With the designation earlier this month as Infrastructure Week by the U.S. Chamber of Commerce, the U.S. Council on Competitiveness and more than a dozen allied organizations, now is a good time to contemplate the difficult job county governments and others face in maintaining and enhancing our transportation infrastructure here in Indiana and nationally.
The current federal act for infrastructure funding, called MAP 21, is set to expire on Sept. 30 of this year. It is critical for economic development, public safety and the quality of local communities that Congress finds a way to increase funding for all modes of transportation.

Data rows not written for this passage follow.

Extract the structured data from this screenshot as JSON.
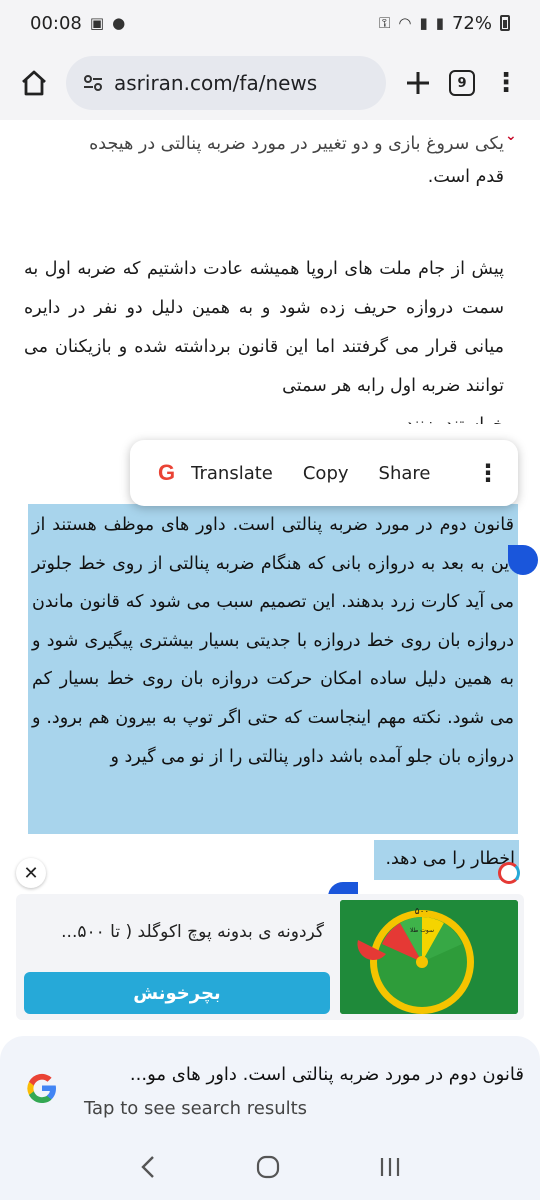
{
  "status_bar": {
    "time": "00:08",
    "battery": "72%"
  },
  "toolbar": {
    "url": "asriran.com/fa/news",
    "tab_count": "9"
  },
  "article": {
    "para1_line1": "یکی سروغ بازی و دو تغییر در مورد ضربه پنالتی در هیجده",
    "para1_line2": "قدم است.",
    "para2": "پیش از جام ملت های اروپا همیشه عادت داشتیم که ضربه اول به سمت دروازه حریف زده شود و به همین دلیل دو نفر در دایره میانی قرار می گرفتند اما این قانون برداشته شده و بازیکنان می توانند ضربه اول رابه هر سمتی",
    "para2_cut": "خواستند بزنند.",
    "selected": "قانون دوم در مورد ضربه پنالتی است. داور های موظف هستند از این به بعد به دروازه بانی که هنگام ضربه پنالتی از روی خط جلوتر می آید کارت زرد بدهند. این تصمیم سبب می شود که قانون ماندن دروازه بان روی خط دروازه با جدیتی بسیار بیشتری پیگیری شود و به همین دلیل ساده امکان حرکت دروازه بان روی خط بسیار کم می شود. نکته مهم اینجاست که حتی اگر توپ به بیرون هم برود. و دروازه بان جلو آمده باشد داور پنالتی را از نو می گیرد و",
    "selected_last": "اخطار را می دهد."
  },
  "popup": {
    "translate": "Translate",
    "copy": "Copy",
    "share": "Share"
  },
  "ad": {
    "title": "گردونه ی بدونه پوچ اکوگلد ( تا ۵۰۰...",
    "button": "بچرخونش",
    "wheel_top": "۵۰۰",
    "wheel_sub": "سوت طلا"
  },
  "bottom_sheet": {
    "query": "قانون دوم در مورد ضربه پنالتی است. داور های مو...",
    "hint": "Tap to see search results"
  },
  "colors": {
    "selection": "#a8d4ec",
    "handle": "#1a56db",
    "ad_button": "#26a9d8"
  }
}
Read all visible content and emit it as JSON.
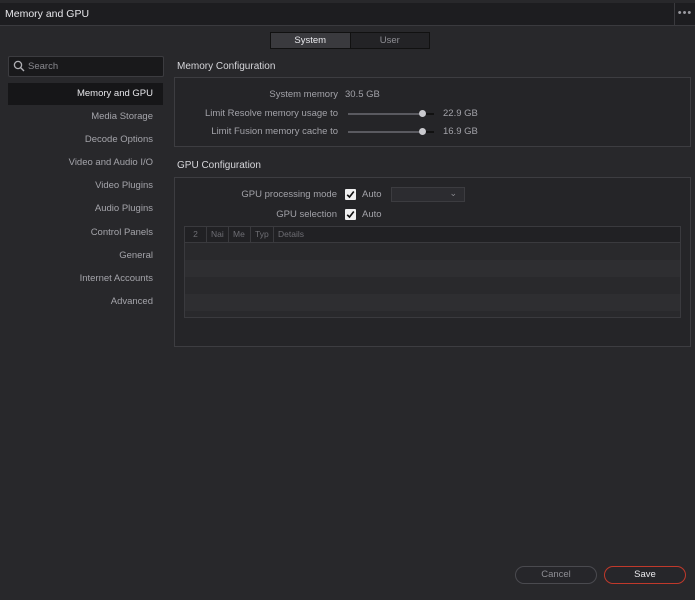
{
  "window": {
    "title": "Memory and GPU",
    "menu": "•••"
  },
  "tabs": [
    "System",
    "User"
  ],
  "search": {
    "placeholder": "Search"
  },
  "sidebar": {
    "items": [
      {
        "label": "Memory and GPU",
        "selected": true
      },
      {
        "label": "Media Storage"
      },
      {
        "label": "Decode Options"
      },
      {
        "label": "Video and Audio I/O"
      },
      {
        "label": "Video Plugins"
      },
      {
        "label": "Audio Plugins"
      },
      {
        "label": "Control Panels"
      },
      {
        "label": "General"
      },
      {
        "label": "Internet Accounts"
      },
      {
        "label": "Advanced"
      }
    ]
  },
  "memory": {
    "title": "Memory Configuration",
    "system_memory_label": "System memory",
    "system_memory_value": "30.5 GB",
    "resolve_limit_label": "Limit Resolve memory usage to",
    "resolve_limit_value": "22.9 GB",
    "resolve_limit_fraction": 0.86,
    "fusion_limit_label": "Limit Fusion memory cache to",
    "fusion_limit_value": "16.9 GB",
    "fusion_limit_fraction": 0.86
  },
  "gpu": {
    "title": "GPU Configuration",
    "processing_mode_label": "GPU processing mode",
    "processing_mode_auto": "Auto",
    "processing_mode_checked": true,
    "processing_mode_select": "",
    "selection_label": "GPU selection",
    "selection_auto": "Auto",
    "selection_checked": true,
    "table_headers": [
      "2",
      "Nai",
      "Me",
      "Typ",
      "Details"
    ]
  },
  "buttons": {
    "cancel": "Cancel",
    "save": "Save"
  },
  "colors": {
    "accent": "#c0392b",
    "selected_bg": "#161618",
    "panel_bg": "#252528"
  }
}
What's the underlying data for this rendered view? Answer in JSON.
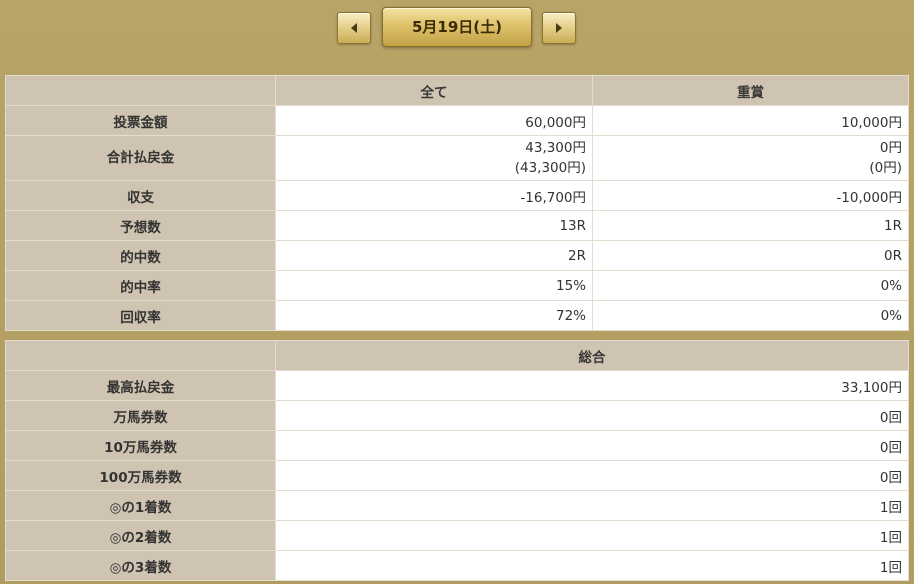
{
  "nav": {
    "date": "5月19日(土)"
  },
  "summary": {
    "headers": [
      "全て",
      "重賞"
    ],
    "rows": [
      {
        "label": "投票金額",
        "all": "60,000円",
        "graded": "10,000円"
      },
      {
        "label": "合計払戻金",
        "all": "43,300円",
        "all_sub": "(43,300円)",
        "graded": "0円",
        "graded_sub": "(0円)"
      },
      {
        "label": "収支",
        "all": "-16,700円",
        "graded": "-10,000円"
      },
      {
        "label": "予想数",
        "all": "13R",
        "graded": "1R"
      },
      {
        "label": "的中数",
        "all": "2R",
        "graded": "0R"
      },
      {
        "label": "的中率",
        "all": "15%",
        "graded": "0%"
      },
      {
        "label": "回収率",
        "all": "72%",
        "graded": "0%"
      }
    ]
  },
  "totals": {
    "header": "総合",
    "rows": [
      {
        "label": "最高払戻金",
        "value": "33,100円"
      },
      {
        "label": "万馬券数",
        "value": "0回"
      },
      {
        "label": "10万馬券数",
        "value": "0回"
      },
      {
        "label": "100万馬券数",
        "value": "0回"
      },
      {
        "label": "◎の1着数",
        "value": "1回"
      },
      {
        "label": "◎の2着数",
        "value": "1回"
      },
      {
        "label": "◎の3着数",
        "value": "1回"
      }
    ]
  }
}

Local governments face severe limits on what we can do to support our infrastructure. While we are expected to maintain a larger share of the roadway system than state or federal governments, we have the most restrictions on the funds we can rely on to handle the increasing loads that our roads carry.
Fortunately, there are ways besides additional funding that we can look to as solutions to the threats to the quality of our local pavements. One such alternative is through greater use of intermodal transportation, especially of freight and heavy loads.
Intermodal means that we ship goods on different vehicles for different parts of trips the goods take. Although intermodal trips occur every day all around us, it’s good to point to an example. One example of such an intermodal event received media coverage in central Indiana just this month because of the unusual load involved.
A 200-ton electric transformer traveled hundreds of miles from a factory in Wisconsin by rail, to be unloaded in Martinsville, Ind. Those miles of rail travel saved highways and local roads from having to carry such a load, and avoided wear and tear on the pavement; the rail was a more energy-efficient means of transportation as well. Once the transformer was within 15 miles of its final destination, it was transferred to a special multi-axle trailer and driven at 10 mph to a substation south of town.